*** Information supplied ***

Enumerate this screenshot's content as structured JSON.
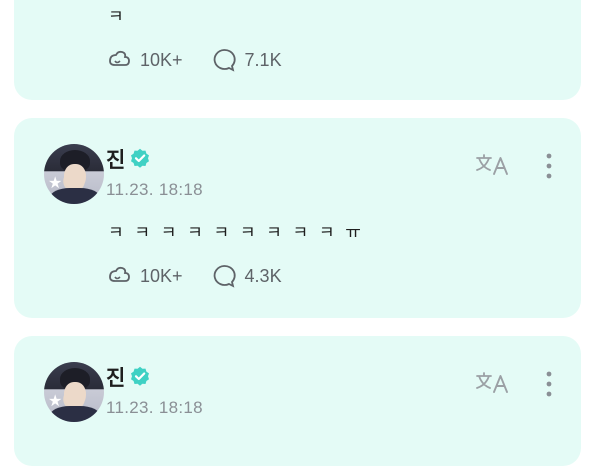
{
  "posts": [
    {
      "text": "ㅋ",
      "likes": "10K+",
      "comments": "7.1K"
    },
    {
      "author": "진",
      "timestamp": "11.23. 18:18",
      "text": "ㅋ ㅋ ㅋ ㅋ ㅋ ㅋ ㅋ ㅋ ㅋ ㅠ",
      "likes": "10K+",
      "comments": "4.3K"
    },
    {
      "author": "진",
      "timestamp": "11.23. 18:18"
    }
  ],
  "colors": {
    "card_background": "#e4fbf6",
    "verified": "#3fd1c4",
    "muted_text": "#8a8f95"
  },
  "icons": {
    "like": "like-icon",
    "comment": "comment-icon",
    "verified": "verified-badge-icon",
    "translate": "translate-icon",
    "more": "more-options-icon"
  }
}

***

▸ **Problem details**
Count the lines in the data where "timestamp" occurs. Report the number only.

▸ **Output for this task**
2